JpGU-AGU Joint Meeting 2017

Presentation information

[EE] Oral

S (Solid Earth Sciences) » S-IT Science of the Earth's Interior & Tectonophysics

[S-IT24] [EE] Stress geomechanics integrations: Observations, Modelings and Implications (OMI)

Wed. May 24, 2017 3:30 PM - 5:00 PM A09 (Tokyo Bay Makuhari Hall)

convener:HungYu Wu(Japan Agency for Marine-Earth Science and Technology), Masataka Kinoshita(Earthquake Research Institute, University of Tokyo), Ayumu Miyakawa(Institute of Geology and Geoinformation (IGG), Geological Survey of Japan, AIST), Hsin-Hua Huang(Institute of Earth Sciences, Academia Sinica), Chairperson:Masataka Kinoshita(Earthquake Research Institute, the University of Tokyo), Chairperson:Ayumu Miyakawa(Geological Survey of Japan, AIST)

4:45 PM - 5:00 PM

[SIT24-12] Elastic stress field reconstruction in the Nankai Trough area based on WSM and drilled data

Alexander Galybin1, *Nikita Dubinya1 (1.The Schmidt Institute of Physics of the Earth of the Russian Academy of Sciences)

Keywords:NanTroSEIZE, In-situ stress, Stress trajectories method

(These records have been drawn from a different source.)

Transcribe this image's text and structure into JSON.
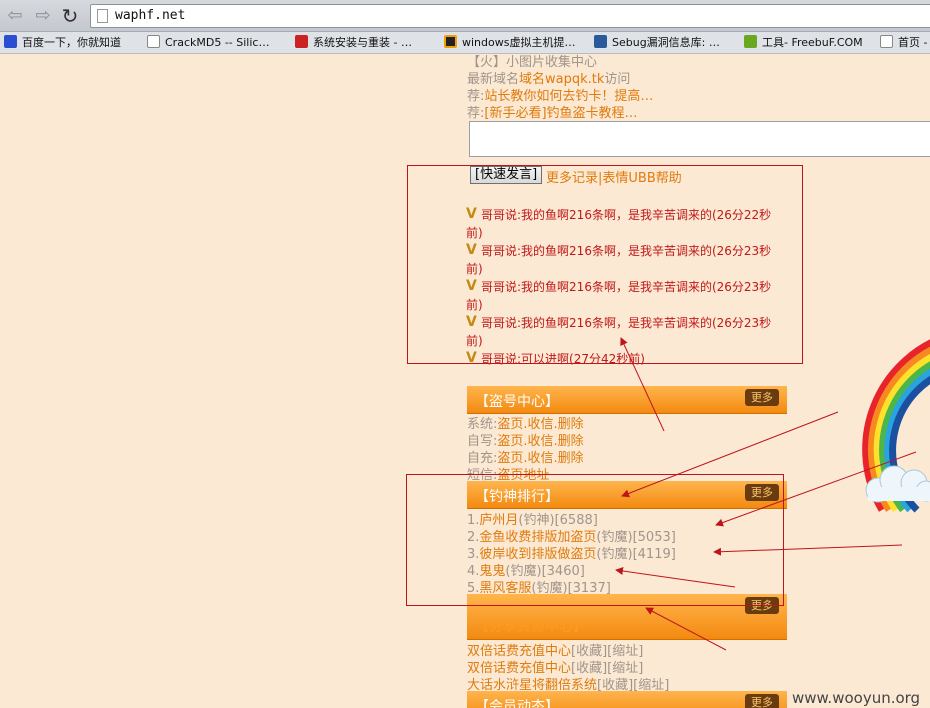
{
  "browser": {
    "url": "waphf.net",
    "bookmarks": [
      {
        "label": "百度一下，你就知道",
        "icon": "baidu-paw-icon",
        "color": "#2a4fd0"
      },
      {
        "label": "CrackMD5 -- Silic…",
        "icon": "page-icon",
        "color": "#888888"
      },
      {
        "label": "系统安装与重装 - …",
        "icon": "puzzle-icon",
        "color": "#cc2222"
      },
      {
        "label": "windows虚拟主机提…",
        "icon": "m-logo-icon",
        "color": "#f0a000"
      },
      {
        "label": "Sebug漏洞信息库: …",
        "icon": "s-logo-icon",
        "color": "#2a5a9a"
      },
      {
        "label": "工具- FreebuF.COM",
        "icon": "f-logo-icon",
        "color": "#6aa820"
      },
      {
        "label": "首页 -",
        "icon": "page-icon",
        "color": "#888888"
      }
    ]
  },
  "page": {
    "top_line": "【火】小图片收集中心",
    "domain_prefix": "最新域名",
    "domain_link": "域名wapqk.tk",
    "domain_suffix": "访问",
    "rec1_prefix": "荐:",
    "rec1_link": "站长教你如何去钓卡！提高…",
    "rec2_prefix": "荐:",
    "rec2_link": "[新手必看]钓鱼盗卡教程…",
    "quick_post_button": "[快速发言]",
    "more_links": "更多记录|表情UBB帮助",
    "chat": [
      {
        "line1": "哥哥说:我的鱼啊216条啊，是我辛苦调来的(26分22秒",
        "line2": "前)"
      },
      {
        "line1": "哥哥说:我的鱼啊216条啊，是我辛苦调来的(26分23秒",
        "line2": "前)"
      },
      {
        "line1": "哥哥说:我的鱼啊216条啊，是我辛苦调来的(26分23秒",
        "line2": "前)"
      },
      {
        "line1": "哥哥说:我的鱼啊216条啊，是我辛苦调来的(26分23秒",
        "line2": "前)"
      },
      {
        "line1": "哥哥说:可以进啊(27分42秒前)",
        "line2": ""
      }
    ],
    "section_theft": {
      "title": "【盗号中心】",
      "more": "更多",
      "rows": [
        {
          "label": "系统:",
          "links": "盗页.收信.删除"
        },
        {
          "label": "自写:",
          "links": "盗页.收信.删除"
        },
        {
          "label": "自充:",
          "links": "盗页.收信.删除"
        },
        {
          "label": "短信:",
          "links": "盗页地址"
        }
      ]
    },
    "section_rank": {
      "title": "【钓神排行】",
      "more": "更多",
      "rows": [
        {
          "rank": "1.",
          "name": "庐州月",
          "title": "(钓神)",
          "score": "[6588]"
        },
        {
          "rank": "2.",
          "name": "金鱼收费排版加盗页",
          "title": "(钓魔)",
          "score": "[5053]"
        },
        {
          "rank": "3.",
          "name": "彼岸收到排版做盗页",
          "title": "(钓魔)",
          "score": "[4119]"
        },
        {
          "rank": "4.",
          "name": "鬼鬼",
          "title": "(钓魔)",
          "score": "[3460]"
        },
        {
          "rank": "5.",
          "name": "黑风客服",
          "title": "(钓魔)",
          "score": "[3137]"
        }
      ]
    },
    "section_share": {
      "title": "【分享资源中心】",
      "more": "更多",
      "rows": [
        {
          "name": "双倍话费充值中心",
          "a": "[收藏]",
          "b": "[缩址]"
        },
        {
          "name": "双倍话费充值中心",
          "a": "[收藏]",
          "b": "[缩址]"
        },
        {
          "name": "大话水浒星将翻倍系统",
          "a": "[收藏]",
          "b": "[缩址]"
        }
      ]
    },
    "section_member": {
      "title": "【会员动态】",
      "more": "更多"
    }
  },
  "watermark": "www.wooyun.org",
  "colors": {
    "annotation_red": "#c0141c",
    "link_orange": "#e07b0c",
    "chat_red": "#c01818"
  }
}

We use the stress trajectories method (STM) to evaluate the stress state in the vicinity of the Nankai Trough. The approach allows estimating the principal horizontal stresses distribution in horizontal plane based on the discrete data on principal stresses orientations. We use World Stress Map (WSM, 2008) to reconstruct the stress state. 10 data of A-C quality have been detected in the area (1ox1o). The number of data allows using complex polynomials of up to second degree for approximation of the complex potentials in the plane elastic problem. It has been found that the linear approximation provides minimum residual from data. The reconstructed fields present the stress trajectory pattern (shown in Figure 1(a)) and the normalized field of maximum normalized shear stress (Figure 1(b)).
Then we used 11 in-situ stress measurements from the wells in Nankai Trough Seismogenic Zone (NanTroSEIZE expeditions 314-316, 319, 322, 338, 348) for comparison with the reconstructed stress trajectories. These are shown in Figure 1(a) by blue segments with a small circle at its middle, while the red segments represent the WSM data. It is evident from the figure that the included data agrees well with the reconstructed trajectories.
The results presented in the figure demonstrate the existence of an isotropic point where the principal stresses are equal to each other. In the vicinity of this point we can observe a sharp change in the stress trajectories. It is evident from Figure 1(b) that in the vicinity of this point the maximum shear stress magnitudes are much smaller than at the periphery of the examined area. The isolines of maximum shear stress are close to ellipses. It is worth to note that the long semi-axes of these ellipses are sub-parallel to the plate margin located in the investigated area. Bearing in mind that the dip of the subducting crust has N-W orientation which is orthogonal to the family of the stress trajectories shown in Figure 1 and therefore it is sub-parallel to the second family of trajectories which mechanically means that the shear stress on the plate margin is relatively small. This result requires further discussion from the geomechanical point of view.